Photo: Jenny Sparks/Loveland Reporter-Herald
Julia Rentsch, Loveland Reporter-Herald
The Colorado River Basin is facing nearly 20 years of drought. To address drought concerns, some Colorado River water rights holders on the Front Range may soon see their water allocations reduced.
Local water managers came to the Loveland City Council meeting Tuesday night “wringing (their) hands” over the Colorado River flows and the uncertainties ahead related to policy and Mother Nature.
About 40 million people depend on Colorado River water across several states, said Larry Howard, senior civil engineer for water resources for the city. But Lake Powell in Utah and Lake Mead in Nevada are slowly draining, and their levels are concerning water managers as they close in on minimum levels necessary to run hydroelectric equipment.

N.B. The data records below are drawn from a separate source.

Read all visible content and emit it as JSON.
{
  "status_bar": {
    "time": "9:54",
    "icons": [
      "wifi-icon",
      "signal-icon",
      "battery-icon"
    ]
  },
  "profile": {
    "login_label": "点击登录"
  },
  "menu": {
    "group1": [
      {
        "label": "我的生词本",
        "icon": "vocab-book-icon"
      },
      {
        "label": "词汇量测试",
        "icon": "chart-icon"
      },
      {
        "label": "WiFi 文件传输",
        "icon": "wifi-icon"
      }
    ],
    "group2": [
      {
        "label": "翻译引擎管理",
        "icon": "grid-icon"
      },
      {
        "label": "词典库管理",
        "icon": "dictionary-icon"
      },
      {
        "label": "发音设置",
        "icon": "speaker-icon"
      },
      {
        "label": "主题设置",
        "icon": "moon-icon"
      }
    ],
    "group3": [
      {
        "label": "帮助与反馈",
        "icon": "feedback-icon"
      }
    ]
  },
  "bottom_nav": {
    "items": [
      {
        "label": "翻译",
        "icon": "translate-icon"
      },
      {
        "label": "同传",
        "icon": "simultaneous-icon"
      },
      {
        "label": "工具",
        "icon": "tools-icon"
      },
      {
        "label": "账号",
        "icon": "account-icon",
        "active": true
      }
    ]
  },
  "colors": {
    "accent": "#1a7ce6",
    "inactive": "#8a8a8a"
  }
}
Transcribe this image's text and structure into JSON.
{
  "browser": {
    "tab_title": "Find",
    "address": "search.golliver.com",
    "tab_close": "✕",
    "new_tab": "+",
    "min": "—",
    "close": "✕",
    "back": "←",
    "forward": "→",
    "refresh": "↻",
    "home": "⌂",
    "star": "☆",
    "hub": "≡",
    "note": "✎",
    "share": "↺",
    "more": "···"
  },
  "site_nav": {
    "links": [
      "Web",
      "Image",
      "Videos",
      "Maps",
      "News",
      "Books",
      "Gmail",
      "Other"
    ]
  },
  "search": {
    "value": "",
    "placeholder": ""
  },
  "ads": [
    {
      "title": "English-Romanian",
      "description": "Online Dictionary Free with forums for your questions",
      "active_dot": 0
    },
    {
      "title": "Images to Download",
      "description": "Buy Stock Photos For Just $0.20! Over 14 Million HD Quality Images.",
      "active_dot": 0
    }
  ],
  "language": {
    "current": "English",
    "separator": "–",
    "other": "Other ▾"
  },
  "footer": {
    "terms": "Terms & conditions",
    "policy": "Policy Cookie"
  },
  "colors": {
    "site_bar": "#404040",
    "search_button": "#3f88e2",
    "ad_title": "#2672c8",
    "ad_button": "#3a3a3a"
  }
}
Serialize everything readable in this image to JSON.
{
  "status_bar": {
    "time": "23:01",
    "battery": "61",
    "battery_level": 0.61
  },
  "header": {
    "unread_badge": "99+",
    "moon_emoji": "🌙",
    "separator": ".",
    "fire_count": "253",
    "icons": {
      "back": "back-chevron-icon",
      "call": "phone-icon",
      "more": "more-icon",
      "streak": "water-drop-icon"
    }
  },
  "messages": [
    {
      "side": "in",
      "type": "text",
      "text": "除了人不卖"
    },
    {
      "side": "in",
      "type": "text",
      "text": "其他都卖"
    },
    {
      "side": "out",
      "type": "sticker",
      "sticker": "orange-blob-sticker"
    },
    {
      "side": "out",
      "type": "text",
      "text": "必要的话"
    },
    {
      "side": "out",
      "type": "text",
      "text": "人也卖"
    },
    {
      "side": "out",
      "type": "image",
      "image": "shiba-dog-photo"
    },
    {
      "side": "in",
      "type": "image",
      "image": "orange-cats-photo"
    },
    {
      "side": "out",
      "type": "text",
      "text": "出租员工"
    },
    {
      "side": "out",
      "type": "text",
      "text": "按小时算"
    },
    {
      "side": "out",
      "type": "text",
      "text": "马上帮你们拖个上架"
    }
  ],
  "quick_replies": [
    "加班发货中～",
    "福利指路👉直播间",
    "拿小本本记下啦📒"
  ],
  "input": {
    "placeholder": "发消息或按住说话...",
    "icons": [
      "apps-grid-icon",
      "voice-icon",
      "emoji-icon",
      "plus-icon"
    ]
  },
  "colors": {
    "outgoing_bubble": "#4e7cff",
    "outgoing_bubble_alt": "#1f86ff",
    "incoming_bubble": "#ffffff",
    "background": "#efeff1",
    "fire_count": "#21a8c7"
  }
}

“It will be addressed, but how, we don’t know,” said Kyle Whitaker, senior water resources engineer for Northern Water.
In addition to the lowering reservoir levels, concerns abound over the upper basin states (Colorado is one of them) being able to fulfill their legal obligations under the Colorado River Compact, which requires a certain amount of water to be delivered downstream each year.